Bowers & Wilkins
800 Series Head Assembly
Bowers & Wilkins 800
Matrix Cabinet Assembly
800 Series Head
800 Series Head Detail
800 Series Tweeter Assembly
800 Series Head Assembly
600 Series Tweeter Assembly
Bowers & Wilkins 801
Bowers & Wilkins 801 - Abbey Road
Bowers & Wilkins 800 Series Range
800 Series Head
In my role as Applied Research Engineer, I developed and translated innovative research ideas to real-world prototypes that provided proof of concept for product development.
Bowers & Wilkins has long been regarded as pioneers of the art of speaker design. The research and development lab in Steyning, West Sussex is commonly known as the ‘University of Sound’. It was the first self-contained facility in the world dedicated exclusively to analysing the reproduction of sound.
The Nautilus was the end result of an ambitious R&D project that B&W had ever undertaken. The brief was to do whatever was necessary to make the best loudspeaker anyone had ever heard. Every pre-conceived notion of what a speaker should be was challenged during a five year development programme. The technology inherent to the Nautilus naturally trickled down into the highly-regarded Nautilus 800 Series which was, in its own right, four years in the making.
800 Series Tweeter
The tube-loaded tweeter conceived and developed for the Nautilus 800 Series was a development inspired by the Nautilus technology. The sound that emerges from the rear of a drive unit, into a conventional box cabinet, reflects around the enclosure and causes distortion in the sound radiating from the front. To combat this, tapering tubes filled with absorbent wadding were used to absorb the rearward sound energy and reduced resonances to an insignificant minimum.
The tweeter motor system needed to be physically as small as possible to maintain the small frontal area essential for avoiding diffraction problems. In addition, maximum sensitivity was required to maximise the output capability. The pole piece was bored to allow the radiation from the rear of the diaphragm to travel through to the tapered tube attached to the rear of the pole piece seamlessly. It was also profiled at the tip, following the radius of the dome diaphragm, to prevent unwanted resonances occurring behind the dome.
Copper clad aluminium ribbon wire was employed for the voice coil. Aluminium has a lower density than copper which reduces the moving mass. The ribbon wire (which is rectangular in cross-section) is used to eliminate all air gaps that are a consequence of using round section wire. This ideal packing factor maximises the volume of conductor present in the magnetic gap and significantly raises the sensitivity.
800 Series Midrange
The midrange drive unit diaphragm is manufactured from Kevlar®. B&W developed a closely-guarded recipe for the resin mixture that enhances the material’s strength and flexibility to lower distortion and improve the impulse response.

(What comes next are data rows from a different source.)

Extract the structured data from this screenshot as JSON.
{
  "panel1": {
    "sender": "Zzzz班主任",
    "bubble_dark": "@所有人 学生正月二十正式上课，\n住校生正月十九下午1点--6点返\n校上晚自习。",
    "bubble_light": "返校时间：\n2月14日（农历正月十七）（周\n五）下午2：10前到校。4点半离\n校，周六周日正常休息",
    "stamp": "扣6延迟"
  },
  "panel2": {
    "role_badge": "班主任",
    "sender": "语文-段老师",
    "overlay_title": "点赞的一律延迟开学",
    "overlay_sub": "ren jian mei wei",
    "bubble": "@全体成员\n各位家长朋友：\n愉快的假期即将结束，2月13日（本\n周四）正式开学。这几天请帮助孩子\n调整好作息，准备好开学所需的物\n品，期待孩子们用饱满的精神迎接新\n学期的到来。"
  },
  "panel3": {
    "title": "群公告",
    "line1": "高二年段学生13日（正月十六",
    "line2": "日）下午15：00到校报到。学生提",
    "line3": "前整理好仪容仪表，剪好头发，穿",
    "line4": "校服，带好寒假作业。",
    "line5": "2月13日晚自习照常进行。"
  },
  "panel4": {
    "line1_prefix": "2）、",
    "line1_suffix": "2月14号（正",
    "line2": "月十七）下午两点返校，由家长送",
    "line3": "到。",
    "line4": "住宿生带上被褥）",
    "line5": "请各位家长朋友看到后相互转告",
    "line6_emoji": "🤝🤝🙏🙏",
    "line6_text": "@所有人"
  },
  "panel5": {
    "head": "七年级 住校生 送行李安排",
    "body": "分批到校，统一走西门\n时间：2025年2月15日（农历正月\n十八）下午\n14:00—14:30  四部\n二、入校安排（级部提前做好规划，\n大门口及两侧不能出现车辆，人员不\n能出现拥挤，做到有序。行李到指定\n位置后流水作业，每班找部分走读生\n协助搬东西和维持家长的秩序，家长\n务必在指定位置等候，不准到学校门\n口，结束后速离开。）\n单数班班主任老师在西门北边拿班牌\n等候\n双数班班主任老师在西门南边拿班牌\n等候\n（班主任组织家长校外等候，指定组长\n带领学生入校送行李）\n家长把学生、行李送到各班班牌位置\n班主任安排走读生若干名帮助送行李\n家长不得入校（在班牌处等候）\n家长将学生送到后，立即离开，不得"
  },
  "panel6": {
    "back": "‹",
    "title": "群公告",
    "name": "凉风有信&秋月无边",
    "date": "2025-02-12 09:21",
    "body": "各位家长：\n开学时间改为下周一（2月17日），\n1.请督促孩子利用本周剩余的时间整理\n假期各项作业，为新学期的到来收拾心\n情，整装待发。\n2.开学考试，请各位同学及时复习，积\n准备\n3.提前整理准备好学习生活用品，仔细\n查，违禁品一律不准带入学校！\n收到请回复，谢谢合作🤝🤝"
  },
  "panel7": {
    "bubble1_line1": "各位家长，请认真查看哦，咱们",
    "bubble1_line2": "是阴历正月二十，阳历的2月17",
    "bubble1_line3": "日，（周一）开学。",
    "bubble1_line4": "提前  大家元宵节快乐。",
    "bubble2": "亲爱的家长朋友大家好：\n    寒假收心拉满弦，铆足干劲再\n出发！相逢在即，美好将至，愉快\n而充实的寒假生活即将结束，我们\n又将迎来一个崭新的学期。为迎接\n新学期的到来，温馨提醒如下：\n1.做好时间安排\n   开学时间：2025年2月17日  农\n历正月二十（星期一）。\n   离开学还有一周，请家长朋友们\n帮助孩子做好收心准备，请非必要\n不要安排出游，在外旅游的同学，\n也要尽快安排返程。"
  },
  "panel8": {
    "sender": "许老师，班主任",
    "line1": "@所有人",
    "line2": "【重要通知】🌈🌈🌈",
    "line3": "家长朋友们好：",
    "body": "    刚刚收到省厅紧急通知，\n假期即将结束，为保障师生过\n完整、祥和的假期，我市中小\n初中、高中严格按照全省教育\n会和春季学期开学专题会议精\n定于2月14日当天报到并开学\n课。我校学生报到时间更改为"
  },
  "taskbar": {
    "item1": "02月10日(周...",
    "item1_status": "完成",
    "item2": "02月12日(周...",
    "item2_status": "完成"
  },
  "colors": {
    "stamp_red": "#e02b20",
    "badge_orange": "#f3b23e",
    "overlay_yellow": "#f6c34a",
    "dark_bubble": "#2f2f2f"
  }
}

The conventional roll surround was improved by means of ‘surroundless’ suspension. A foamed material ring, with resistive mechanical impedance identical to that at the edge of the cone, was placed under the cone’s edge. Bending waves travelling up the cone are almost totally absorbed by the foam ring.
The chassis of the FST™ driver is designed to minimise any impedance to the flow of air from the rear of the driver. To reduce reflection boundaries immediately behind the cone, an FEA optimised neodymium magnet assembly was designed.
800 Series Bass
The woofer cone diaphragms were developed using a low density Kapok/Kevlar cone pulp with a very high stiffness / mass ratio. The overall structure is effectively a thick laminate, with a very high resistance to the static bending stresses caused by cabinet pressure.
The voice coils were lengthened and the magnet motor systems were optimised using finite element analysis for even greater linearity and a double, mirrored spider construction was employed to ensure that axial piston motion was maintained at all levels.
The voice coil former sleeve was manufactured from incredibly stiff filament wound carbon fibre and was elongated to create a physical joint with the carbon fibre dustcap as well as being attached conventionally to the cone.
800 Series Cabinet
The tapered tube loading of the bass system used in the Nautilus could not be realised in the 800 Series due to cost implications. Increasing the panel thickness and curving the rear surface creates increased enclosure stiffness and provides an interior shape which has fewer internal acoustic resonance modes. To realise this curvature, thin wood laminations are bent around a former under heat and pressure. Adding the internal Matrix™ system that braces the structure like the ribs of a ship’s hull, creates a stiff, yet well damped, enclosure.